Spain's leader, Mariano Rajoy, has said he will not agree to harsh bailout terms for funds. That promise, coupled with Rajoy's elusiveness over whether Spain will seek a bailout, may send nervous shivers through Europe.
Spain's Prime Minister, Mariano Rajoy, on Monday ruled out European bailout conditions that dictate public spending reductions and entail pensions cuts in his country.
"I could not accept that they tell us which are the concrete policies in which we have to cut or not cut," Spain's new leader said in his first televised interview since coming to office in December.
If there is one area I won't touch it is pensions," he said. Rajoy referred to Spain's pensioners as the "defenseless" and pledged to maintain pensions in next year's budget.
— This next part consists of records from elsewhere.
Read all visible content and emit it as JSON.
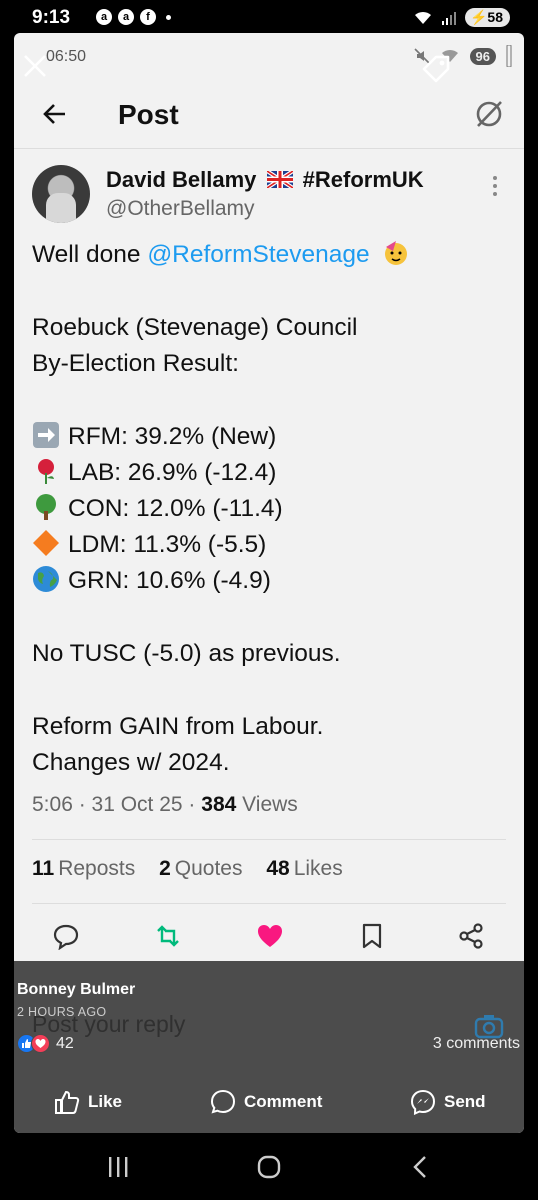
{
  "status_bar": {
    "time": "9:13",
    "battery": "58"
  },
  "inner_status": {
    "time": "06:50",
    "badge": "96"
  },
  "header": {
    "title": "Post"
  },
  "post": {
    "author_name": "David Bellamy",
    "author_tag": "#ReformUK",
    "handle": "@OtherBellamy",
    "lines": {
      "l1_prefix": "Well done ",
      "l1_mention": "@ReformStevenage",
      "l2": "Roebuck (Stevenage) Council",
      "l3": "By-Election Result:",
      "r1": "RFM: 39.2% (New)",
      "r2": "LAB: 26.9% (-12.4)",
      "r3": "CON: 12.0% (-11.4)",
      "r4": "LDM: 11.3% (-5.5)",
      "r5": "GRN: 10.6% (-4.9)",
      "l4": "No TUSC (-5.0) as previous.",
      "l5": "Reform GAIN from Labour.",
      "l6": "Changes w/ 2024."
    },
    "meta": {
      "time_date": "5:06 · 31 Oct 25 · ",
      "views_count": "384",
      "views_label": " Views"
    },
    "stats": {
      "reposts_count": "11",
      "reposts_label": "Reposts",
      "quotes_count": "2",
      "quotes_label": "Quotes",
      "likes_count": "48",
      "likes_label": "Likes"
    },
    "reply_placeholder": "Post your reply"
  },
  "overlay": {
    "name": "Bonney Bulmer",
    "time": "2 HOURS AGO",
    "reaction_count": "42",
    "comments": "3 comments",
    "like_label": "Like",
    "comment_label": "Comment",
    "send_label": "Send"
  },
  "colors": {
    "mention": "#1d9bf0",
    "repost": "#00ba7c",
    "like": "#f91880",
    "overlay": "#464646"
  }
}
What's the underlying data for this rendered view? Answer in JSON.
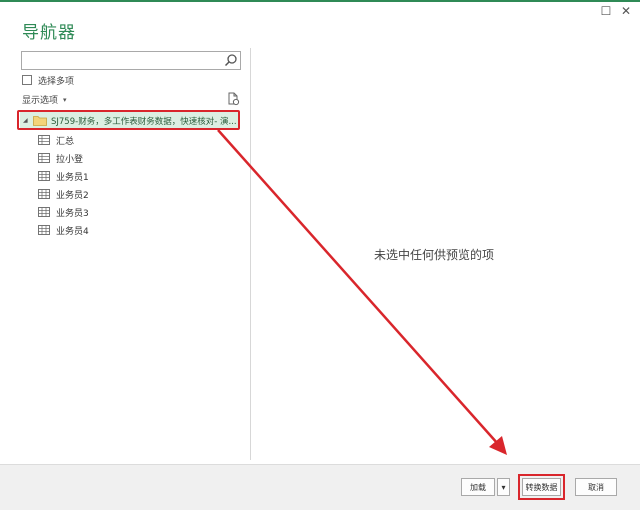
{
  "window": {
    "title": "导航器",
    "maximize_glyph": "☐",
    "close_glyph": "✕"
  },
  "search": {
    "placeholder": "",
    "value": ""
  },
  "options": {
    "multi_select_label": "选择多项",
    "display_options_label": "显示选项",
    "caret_glyph": "▾"
  },
  "tree": {
    "expand_glyph": "◢",
    "root_label": "SJ759-财务，多工作表财务数据，快速核对- 演...",
    "items": [
      {
        "label": "汇总"
      },
      {
        "label": "拉小登"
      },
      {
        "label": "业务员1"
      },
      {
        "label": "业务员2"
      },
      {
        "label": "业务员3"
      },
      {
        "label": "业务员4"
      }
    ]
  },
  "preview": {
    "empty_message": "未选中任何供预览的项"
  },
  "footer": {
    "load_label": "加载",
    "load_dropdown_glyph": "▾",
    "transform_label": "转换数据",
    "cancel_label": "取消"
  },
  "colors": {
    "accent_green": "#2f8a56",
    "highlight_red": "#d9262c",
    "selection_bg": "#dcefe2"
  },
  "icons": {
    "search": "search-icon",
    "refresh": "refresh-icon",
    "folder": "folder-icon",
    "table": "table-icon"
  }
}
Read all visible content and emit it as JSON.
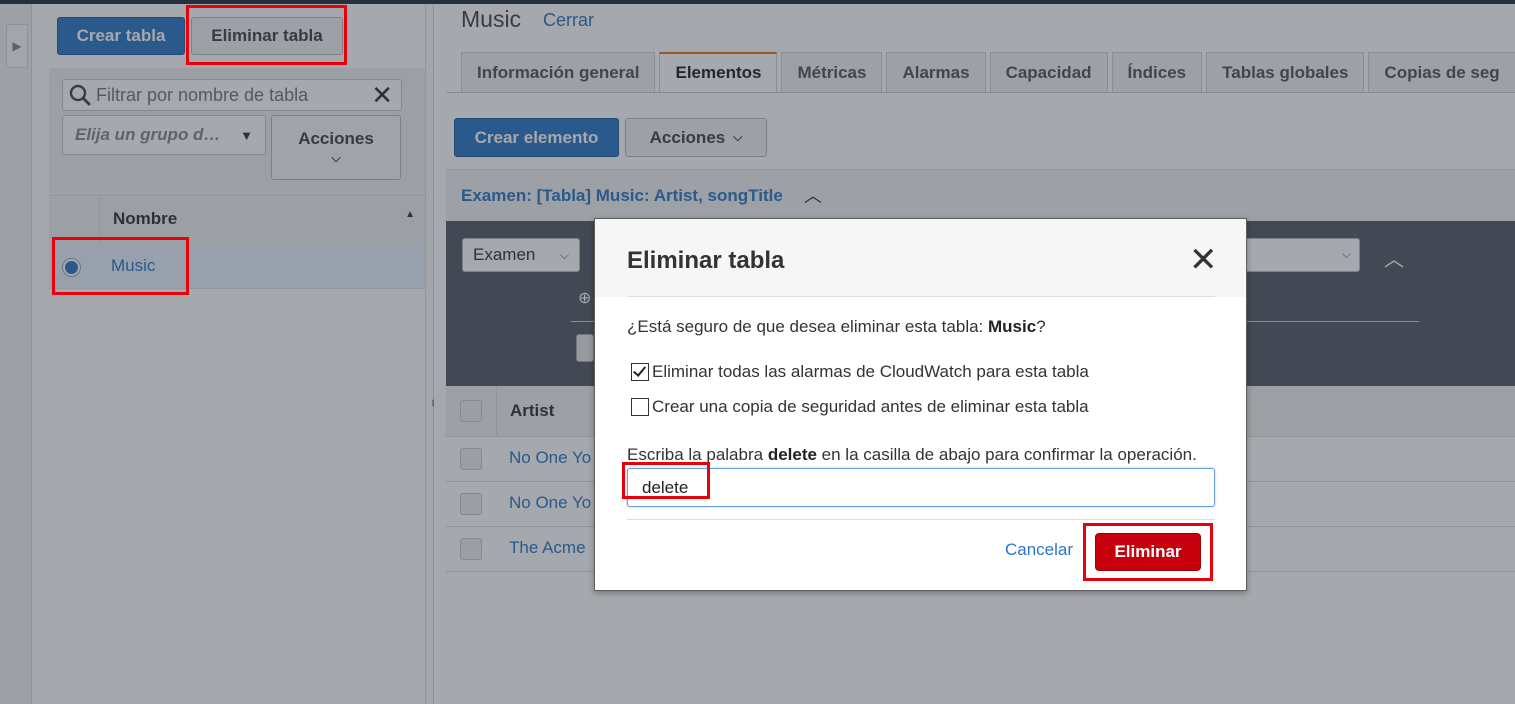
{
  "left_panel": {
    "create_table_label": "Crear tabla",
    "delete_table_label": "Eliminar tabla",
    "filter_placeholder": "Filtrar por nombre de tabla",
    "group_placeholder": "Elija un grupo d…",
    "actions_label": "Acciones",
    "name_header": "Nombre",
    "tables": [
      "Music"
    ]
  },
  "main": {
    "table_title": "Music",
    "close_label": "Cerrar",
    "tabs": [
      "Información general",
      "Elementos",
      "Métricas",
      "Alarmas",
      "Capacidad",
      "Índices",
      "Tablas globales",
      "Copias de seg"
    ],
    "active_tab": "Elementos",
    "create_item_label": "Crear elemento",
    "actions_label": "Acciones",
    "scan_summary": "Examen: [Tabla] Music: Artist, songTitle",
    "scan_mode": "Examen",
    "column_artist": "Artist",
    "rows": [
      "No One Yo",
      "No One Yo",
      "The Acme"
    ]
  },
  "dialog": {
    "title": "Eliminar tabla",
    "question_prefix": "¿Está seguro de que desea eliminar esta tabla: ",
    "question_table": "Music",
    "question_suffix": "?",
    "option_alarms": "Eliminar todas las alarmas de CloudWatch para esta tabla",
    "option_alarms_checked": true,
    "option_backup": "Crear una copia de seguridad antes de eliminar esta tabla",
    "option_backup_checked": false,
    "confirm_prefix": "Escriba la palabra ",
    "confirm_word": "delete",
    "confirm_suffix": " en la casilla de abajo para confirmar la operación.",
    "input_value": "delete",
    "cancel_label": "Cancelar",
    "delete_label": "Eliminar"
  },
  "colors": {
    "primary": "#2b77c7",
    "danger": "#c7000d",
    "highlight": "#e8000a",
    "tab_accent": "#e47911"
  }
}
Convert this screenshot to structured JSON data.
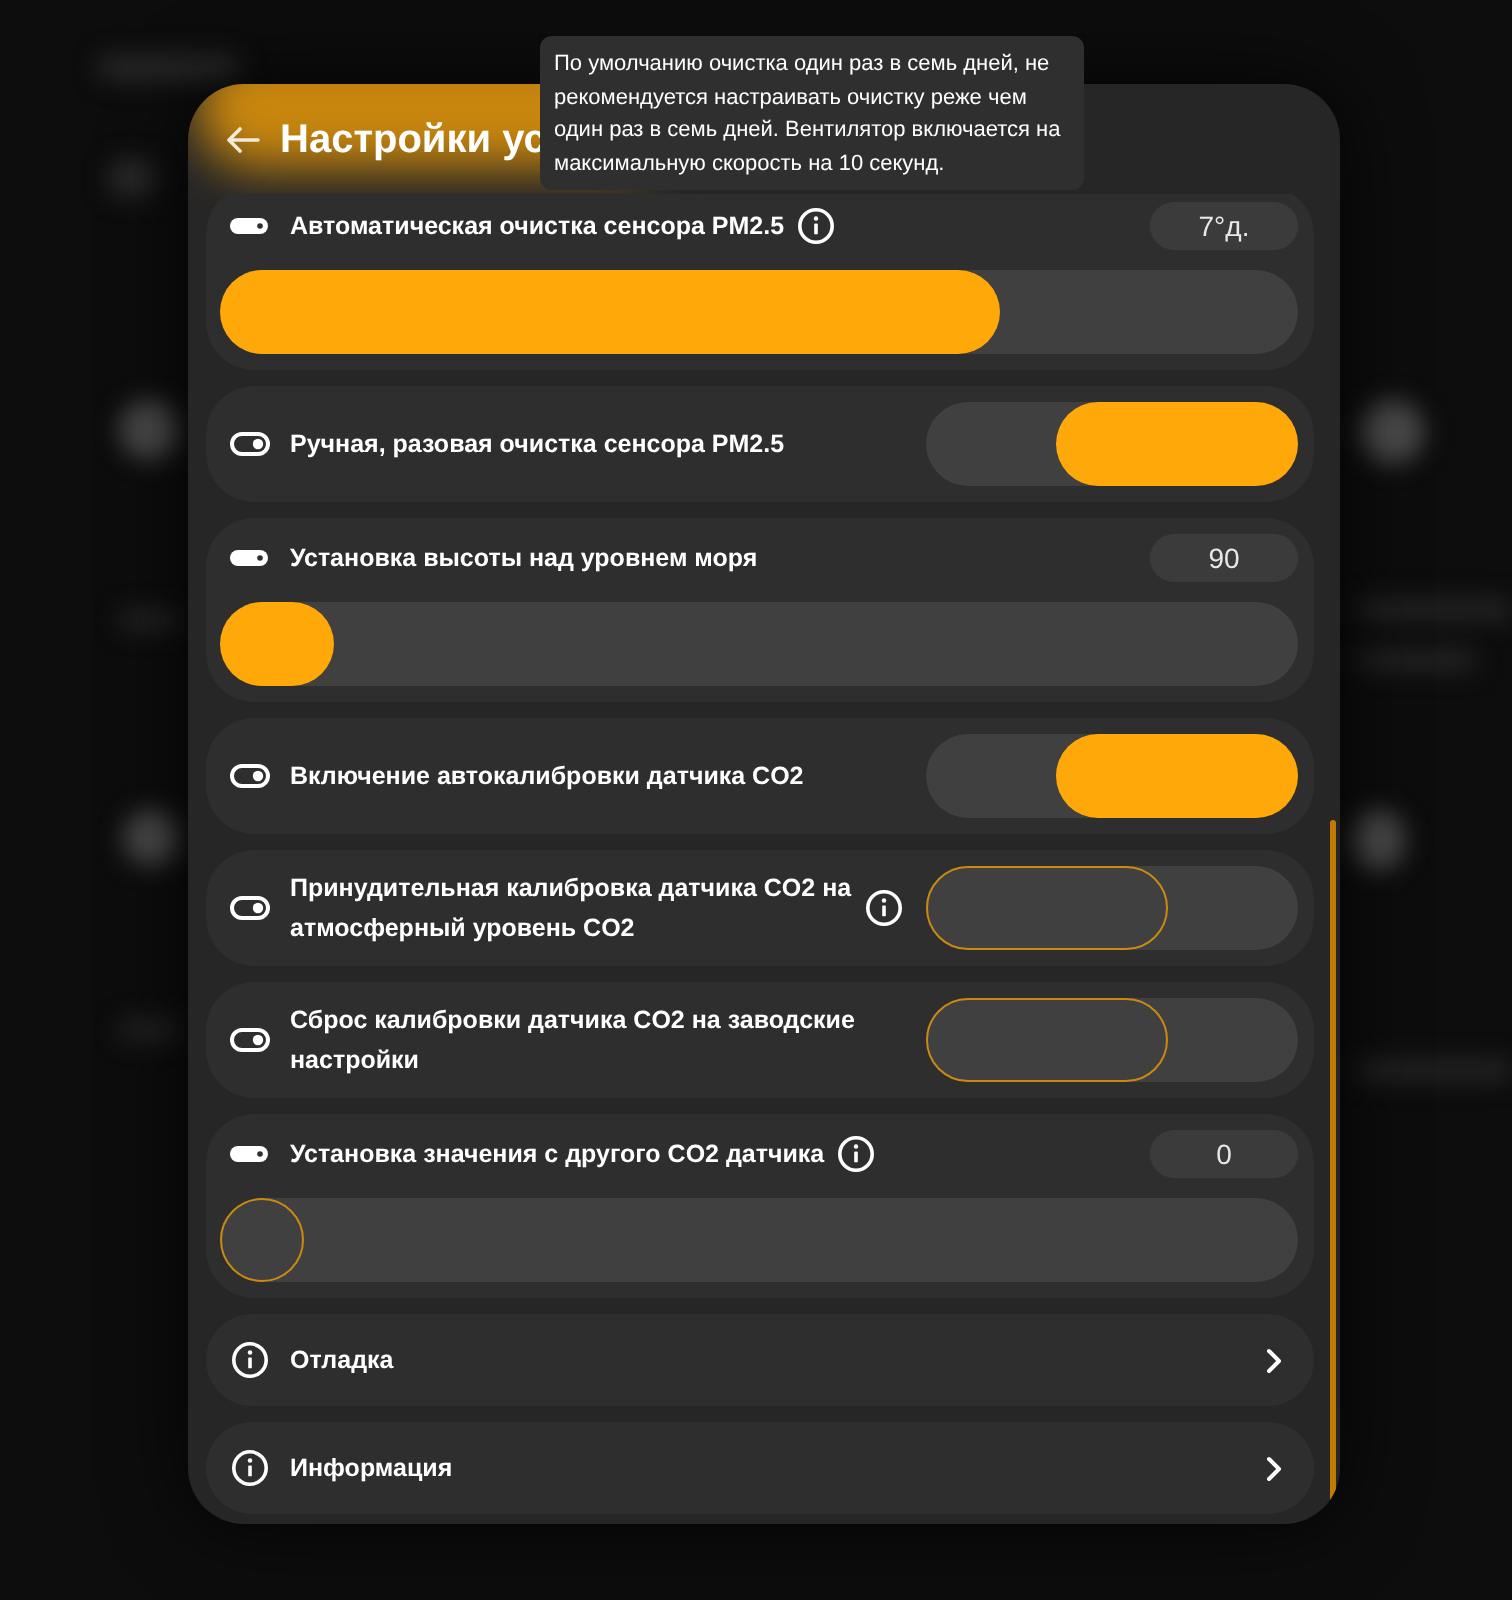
{
  "header": {
    "title": "Настройки ус"
  },
  "tooltip": {
    "text": "По умолчанию очистка один раз в семь дней, не рекомендуется настраивать очистку реже чем один раз в семь дней. Вентилятор включается на максимальную скорость на 10 секунд."
  },
  "settings": [
    {
      "kind": "slider",
      "label": "Автоматическая очистка сенсора PM2.5",
      "info": true,
      "value": "7°д.",
      "level": 0.7
    },
    {
      "kind": "switch",
      "label": "Ручная, разовая очистка сенсора PM2.5",
      "info": false,
      "on": true
    },
    {
      "kind": "slider",
      "label": "Установка высоты над уровнем моря",
      "info": false,
      "value": "90",
      "level": 0.03
    },
    {
      "kind": "switch",
      "label": "Включение автокалибровки датчика CO2",
      "info": false,
      "on": true
    },
    {
      "kind": "switch",
      "label": "Принудительная калибровка датчика CO2 на атмосферный уровень CO2",
      "info": true,
      "on": false
    },
    {
      "kind": "switch",
      "label": "Сброс калибровки датчика CO2 на заводские настройки",
      "info": false,
      "on": false
    },
    {
      "kind": "slider",
      "label": "Установка значения с другого CO2 датчика",
      "info": true,
      "value": "0",
      "level": 0
    },
    {
      "kind": "link",
      "label": "Отладка"
    },
    {
      "kind": "link",
      "label": "Информация"
    }
  ]
}
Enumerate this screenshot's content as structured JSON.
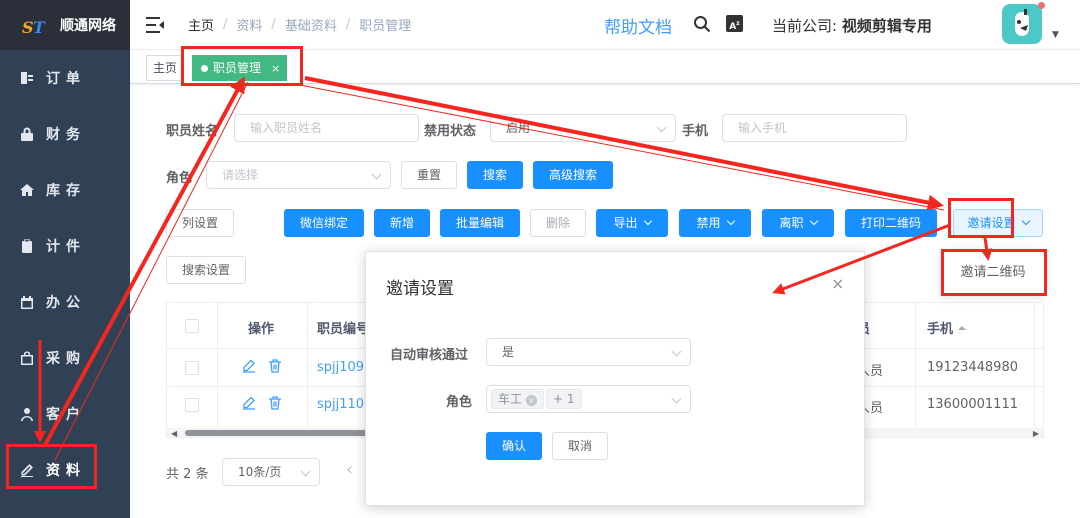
{
  "sidebar": {
    "logo_text": "顺通网络",
    "items": [
      {
        "label": "订单",
        "icon": "order-icon"
      },
      {
        "label": "财务",
        "icon": "lock-icon"
      },
      {
        "label": "库存",
        "icon": "home-icon"
      },
      {
        "label": "计件",
        "icon": "clipboard-icon"
      },
      {
        "label": "办公",
        "icon": "calendar-icon"
      },
      {
        "label": "采购",
        "icon": "bag-icon"
      },
      {
        "label": "客户",
        "icon": "user-icon"
      },
      {
        "label": "资料",
        "icon": "edit-icon"
      }
    ]
  },
  "header": {
    "breadcrumb": [
      "主页",
      "资料",
      "基础资料",
      "职员管理"
    ],
    "help_link": "帮助文档",
    "company_prefix": "当前公司:",
    "company_name": "视频剪辑专用"
  },
  "tags": {
    "home": "主页",
    "active": "职员管理",
    "close": "×"
  },
  "filters": {
    "name_label": "职员姓名",
    "name_placeholder": "输入职员姓名",
    "status_label": "禁用状态",
    "status_value": "启用",
    "phone_label": "手机",
    "phone_placeholder": "输入手机",
    "role_label": "角色",
    "role_placeholder": "请选择",
    "reset": "重置",
    "search": "搜索",
    "advanced": "高级搜索"
  },
  "toolbar": {
    "column_settings": "列设置",
    "wechat_bind": "微信绑定",
    "add": "新增",
    "batch_edit": "批量编辑",
    "delete": "删除",
    "export": "导出",
    "disable": "禁用",
    "resign": "离职",
    "print_qr": "打印二维码",
    "invite_settings": "邀请设置",
    "search_settings": "搜索设置"
  },
  "dropdown": {
    "invite_qr": "邀请二维码"
  },
  "table": {
    "columns": {
      "operation": "操作",
      "staff_no": "职员编号",
      "role_fragment": "员",
      "phone": "手机"
    },
    "rows": [
      {
        "staff_no": "spjj1095",
        "role_fragment": "人员",
        "phone": "19123448980"
      },
      {
        "staff_no": "spjj1107",
        "role_fragment": "人员",
        "phone": "13600001111"
      }
    ]
  },
  "pagination": {
    "total": "共 2 条",
    "page_size": "10条/页",
    "prev": "‹"
  },
  "modal": {
    "title": "邀请设置",
    "close": "×",
    "auto_approve_label": "自动审核通过",
    "auto_approve_value": "是",
    "role_label": "角色",
    "role_chip": "车工",
    "role_more": "+ 1",
    "confirm": "确认",
    "cancel": "取消"
  },
  "colors": {
    "sidebar_bg": "#304156",
    "primary": "#1890ff",
    "tag_active": "#42b983",
    "annotation_red": "#f5261f"
  }
}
"We are not going to touch VAT any more," the 57-year-old statesman also said. Rajoy had been compelled to increase the top rate by three percent to 21 percent as part of measures to tackle Spain's public deficit.
Uncertainty over Spain's bailout plans
Rajoy's comments are also likely to fuel concern that Spain will try and delay a bailout or avoid one altogether.
"I am absolutely convinced that everyone will be reasonable but I insist that we haven't taken a decision," he said, in reference to the question of whether Spain will seek a European bailout.
"We still have not taken any decision because I think what we have to do now is see if it is necessary, for the moment the risk premium has come down a lot and so financing is easier," Rajoy added
"We are studying the situation. We are going to see if it suits us or not, if it is necessary or not, but I will always do what is in the public interest," the prime minister also said
The Spanish leader's interview comes a week after the European Central Bank promised to buy up government bonds to reduce the borrowing rates of struggling countries. In return they want bailout funds to be able to set tough conditions to those who make use of such assistance.